■ WHAT THE TASK ASKS ■
Look through the records, and wherever the string "JSON" turns up, copy out that line.

■ PROVIDED ENTRIES ■
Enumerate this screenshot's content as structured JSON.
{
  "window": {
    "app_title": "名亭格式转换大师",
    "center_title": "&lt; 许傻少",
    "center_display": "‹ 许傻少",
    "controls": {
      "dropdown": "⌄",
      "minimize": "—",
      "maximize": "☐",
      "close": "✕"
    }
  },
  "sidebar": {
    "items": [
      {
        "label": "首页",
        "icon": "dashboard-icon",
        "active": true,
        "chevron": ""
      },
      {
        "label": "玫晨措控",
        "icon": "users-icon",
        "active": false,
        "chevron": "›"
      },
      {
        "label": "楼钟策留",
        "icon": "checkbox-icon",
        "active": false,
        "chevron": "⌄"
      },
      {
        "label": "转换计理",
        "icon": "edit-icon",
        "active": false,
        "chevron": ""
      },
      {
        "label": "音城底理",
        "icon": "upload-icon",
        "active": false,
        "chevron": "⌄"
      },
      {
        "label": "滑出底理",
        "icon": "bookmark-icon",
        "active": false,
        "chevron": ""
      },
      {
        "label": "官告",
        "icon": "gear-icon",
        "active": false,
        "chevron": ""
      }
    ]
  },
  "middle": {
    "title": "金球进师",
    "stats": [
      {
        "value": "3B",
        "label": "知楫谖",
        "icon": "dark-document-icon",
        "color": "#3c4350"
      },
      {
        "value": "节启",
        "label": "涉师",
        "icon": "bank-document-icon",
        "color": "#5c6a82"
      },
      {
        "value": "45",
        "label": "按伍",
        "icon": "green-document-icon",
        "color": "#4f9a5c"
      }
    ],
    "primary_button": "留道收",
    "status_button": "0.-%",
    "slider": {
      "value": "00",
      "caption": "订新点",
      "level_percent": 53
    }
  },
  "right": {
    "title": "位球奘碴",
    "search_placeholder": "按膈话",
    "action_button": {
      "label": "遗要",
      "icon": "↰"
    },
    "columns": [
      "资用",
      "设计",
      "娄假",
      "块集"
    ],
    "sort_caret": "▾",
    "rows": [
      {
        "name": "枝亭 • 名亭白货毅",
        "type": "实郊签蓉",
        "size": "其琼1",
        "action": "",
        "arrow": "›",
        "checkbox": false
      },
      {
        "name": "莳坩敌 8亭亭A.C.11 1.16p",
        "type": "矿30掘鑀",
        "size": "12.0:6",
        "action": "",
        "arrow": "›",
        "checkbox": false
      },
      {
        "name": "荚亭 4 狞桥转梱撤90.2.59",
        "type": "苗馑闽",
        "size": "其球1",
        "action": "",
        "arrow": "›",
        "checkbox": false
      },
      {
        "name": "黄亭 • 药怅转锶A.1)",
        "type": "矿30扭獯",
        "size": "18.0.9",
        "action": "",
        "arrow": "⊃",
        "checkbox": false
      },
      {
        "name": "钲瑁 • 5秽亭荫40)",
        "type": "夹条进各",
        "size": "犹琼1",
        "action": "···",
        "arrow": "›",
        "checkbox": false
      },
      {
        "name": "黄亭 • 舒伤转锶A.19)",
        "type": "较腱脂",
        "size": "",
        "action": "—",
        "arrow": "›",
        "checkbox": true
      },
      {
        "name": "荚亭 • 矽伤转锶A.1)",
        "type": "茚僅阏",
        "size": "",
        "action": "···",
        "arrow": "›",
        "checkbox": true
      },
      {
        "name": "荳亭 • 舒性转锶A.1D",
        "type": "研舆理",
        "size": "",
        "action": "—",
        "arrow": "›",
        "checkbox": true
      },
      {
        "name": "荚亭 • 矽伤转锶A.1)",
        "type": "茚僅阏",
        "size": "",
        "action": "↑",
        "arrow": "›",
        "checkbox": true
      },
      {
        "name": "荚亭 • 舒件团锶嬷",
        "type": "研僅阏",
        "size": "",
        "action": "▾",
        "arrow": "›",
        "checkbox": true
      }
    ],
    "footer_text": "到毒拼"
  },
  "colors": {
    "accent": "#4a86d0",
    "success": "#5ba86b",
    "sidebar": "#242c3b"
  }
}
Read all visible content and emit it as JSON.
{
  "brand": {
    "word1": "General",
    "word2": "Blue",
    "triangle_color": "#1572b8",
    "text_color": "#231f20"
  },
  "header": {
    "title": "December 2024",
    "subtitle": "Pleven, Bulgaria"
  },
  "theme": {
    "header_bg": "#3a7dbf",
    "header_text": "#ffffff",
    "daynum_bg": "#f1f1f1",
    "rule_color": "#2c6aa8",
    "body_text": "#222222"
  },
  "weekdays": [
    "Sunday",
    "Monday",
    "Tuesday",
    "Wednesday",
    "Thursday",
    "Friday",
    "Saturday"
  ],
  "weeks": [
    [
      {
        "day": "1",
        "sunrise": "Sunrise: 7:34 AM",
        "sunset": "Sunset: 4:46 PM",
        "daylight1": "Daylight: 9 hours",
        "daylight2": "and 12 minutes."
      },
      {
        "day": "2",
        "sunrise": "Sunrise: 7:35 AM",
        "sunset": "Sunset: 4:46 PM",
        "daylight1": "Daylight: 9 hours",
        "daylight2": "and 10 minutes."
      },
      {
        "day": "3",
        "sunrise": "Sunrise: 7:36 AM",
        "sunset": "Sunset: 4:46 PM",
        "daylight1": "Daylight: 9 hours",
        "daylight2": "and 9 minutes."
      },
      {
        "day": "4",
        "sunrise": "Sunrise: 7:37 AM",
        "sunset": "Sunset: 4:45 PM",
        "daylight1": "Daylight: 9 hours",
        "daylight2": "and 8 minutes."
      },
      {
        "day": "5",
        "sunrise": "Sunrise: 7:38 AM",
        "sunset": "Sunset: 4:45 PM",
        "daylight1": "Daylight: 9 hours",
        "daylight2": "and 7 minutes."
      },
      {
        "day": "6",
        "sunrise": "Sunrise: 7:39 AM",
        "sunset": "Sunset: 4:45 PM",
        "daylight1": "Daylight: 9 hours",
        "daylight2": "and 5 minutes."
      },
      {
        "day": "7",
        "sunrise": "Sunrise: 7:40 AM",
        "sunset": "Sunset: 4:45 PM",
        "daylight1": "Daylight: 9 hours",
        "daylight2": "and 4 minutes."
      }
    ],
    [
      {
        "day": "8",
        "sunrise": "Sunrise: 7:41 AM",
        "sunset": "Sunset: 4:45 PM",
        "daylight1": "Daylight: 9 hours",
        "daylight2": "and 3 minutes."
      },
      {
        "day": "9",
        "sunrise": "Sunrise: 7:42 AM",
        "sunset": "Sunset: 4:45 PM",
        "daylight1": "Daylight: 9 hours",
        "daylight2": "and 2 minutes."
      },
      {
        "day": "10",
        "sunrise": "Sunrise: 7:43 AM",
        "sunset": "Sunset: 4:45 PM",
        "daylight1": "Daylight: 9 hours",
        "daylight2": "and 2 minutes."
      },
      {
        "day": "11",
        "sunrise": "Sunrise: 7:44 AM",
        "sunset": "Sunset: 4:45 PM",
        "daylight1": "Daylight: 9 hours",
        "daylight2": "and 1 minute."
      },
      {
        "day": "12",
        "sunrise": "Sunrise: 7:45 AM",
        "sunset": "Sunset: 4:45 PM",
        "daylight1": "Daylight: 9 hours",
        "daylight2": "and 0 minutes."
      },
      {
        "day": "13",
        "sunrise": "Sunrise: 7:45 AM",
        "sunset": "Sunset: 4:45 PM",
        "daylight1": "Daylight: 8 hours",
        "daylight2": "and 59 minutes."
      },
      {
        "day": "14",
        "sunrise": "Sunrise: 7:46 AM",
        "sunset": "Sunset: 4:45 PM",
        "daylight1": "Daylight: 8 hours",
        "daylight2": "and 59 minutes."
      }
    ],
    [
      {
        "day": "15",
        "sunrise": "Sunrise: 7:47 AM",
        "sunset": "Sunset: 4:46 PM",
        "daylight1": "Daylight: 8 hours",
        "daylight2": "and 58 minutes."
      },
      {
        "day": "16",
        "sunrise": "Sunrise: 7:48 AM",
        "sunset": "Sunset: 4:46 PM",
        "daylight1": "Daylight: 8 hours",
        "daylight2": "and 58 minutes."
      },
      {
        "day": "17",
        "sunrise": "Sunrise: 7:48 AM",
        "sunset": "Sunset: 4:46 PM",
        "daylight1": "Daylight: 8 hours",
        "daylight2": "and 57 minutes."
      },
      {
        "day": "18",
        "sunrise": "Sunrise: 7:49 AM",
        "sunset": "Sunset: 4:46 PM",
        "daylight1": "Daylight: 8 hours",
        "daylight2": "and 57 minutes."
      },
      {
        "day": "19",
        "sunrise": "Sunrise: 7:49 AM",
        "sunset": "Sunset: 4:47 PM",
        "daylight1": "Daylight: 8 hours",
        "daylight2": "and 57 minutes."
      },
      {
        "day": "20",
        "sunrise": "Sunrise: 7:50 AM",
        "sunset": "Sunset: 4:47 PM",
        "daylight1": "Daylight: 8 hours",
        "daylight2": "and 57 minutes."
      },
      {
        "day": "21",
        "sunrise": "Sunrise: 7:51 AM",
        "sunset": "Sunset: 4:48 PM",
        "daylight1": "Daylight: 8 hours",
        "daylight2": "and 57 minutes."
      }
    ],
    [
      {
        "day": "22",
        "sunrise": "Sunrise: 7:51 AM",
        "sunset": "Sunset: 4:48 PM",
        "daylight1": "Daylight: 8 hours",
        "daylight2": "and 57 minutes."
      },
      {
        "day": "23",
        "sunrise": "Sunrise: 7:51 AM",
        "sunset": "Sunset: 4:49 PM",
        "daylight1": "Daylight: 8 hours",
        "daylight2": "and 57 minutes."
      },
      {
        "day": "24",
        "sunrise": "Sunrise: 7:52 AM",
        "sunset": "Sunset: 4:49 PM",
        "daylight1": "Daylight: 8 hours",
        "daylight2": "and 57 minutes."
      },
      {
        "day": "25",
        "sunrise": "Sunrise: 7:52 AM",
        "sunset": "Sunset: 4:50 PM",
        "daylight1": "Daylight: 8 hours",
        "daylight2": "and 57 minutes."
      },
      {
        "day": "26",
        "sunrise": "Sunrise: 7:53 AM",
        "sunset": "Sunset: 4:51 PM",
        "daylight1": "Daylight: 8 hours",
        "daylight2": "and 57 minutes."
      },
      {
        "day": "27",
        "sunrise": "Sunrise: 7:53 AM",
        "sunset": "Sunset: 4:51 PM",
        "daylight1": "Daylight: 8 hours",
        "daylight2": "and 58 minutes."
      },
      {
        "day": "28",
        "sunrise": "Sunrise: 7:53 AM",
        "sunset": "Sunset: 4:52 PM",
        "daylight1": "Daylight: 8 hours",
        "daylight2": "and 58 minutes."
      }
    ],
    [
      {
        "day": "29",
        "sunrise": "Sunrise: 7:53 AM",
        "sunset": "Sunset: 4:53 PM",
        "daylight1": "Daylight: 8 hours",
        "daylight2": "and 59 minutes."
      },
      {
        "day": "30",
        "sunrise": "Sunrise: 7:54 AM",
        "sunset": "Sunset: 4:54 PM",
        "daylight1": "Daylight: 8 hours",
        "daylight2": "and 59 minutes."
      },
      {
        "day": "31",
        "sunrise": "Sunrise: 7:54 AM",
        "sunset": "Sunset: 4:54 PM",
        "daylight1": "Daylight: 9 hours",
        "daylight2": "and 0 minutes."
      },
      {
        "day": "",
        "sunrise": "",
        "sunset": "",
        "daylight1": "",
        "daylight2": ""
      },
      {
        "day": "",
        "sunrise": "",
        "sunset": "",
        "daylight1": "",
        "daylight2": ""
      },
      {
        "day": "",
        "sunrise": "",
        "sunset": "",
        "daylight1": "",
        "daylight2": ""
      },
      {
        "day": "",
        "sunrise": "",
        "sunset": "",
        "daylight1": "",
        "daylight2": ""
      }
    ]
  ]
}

■ ANSWER TO THIS EXERCISE ■
Enumerate this screenshot's content as structured JSON.
Read all visible content and emit it as JSON.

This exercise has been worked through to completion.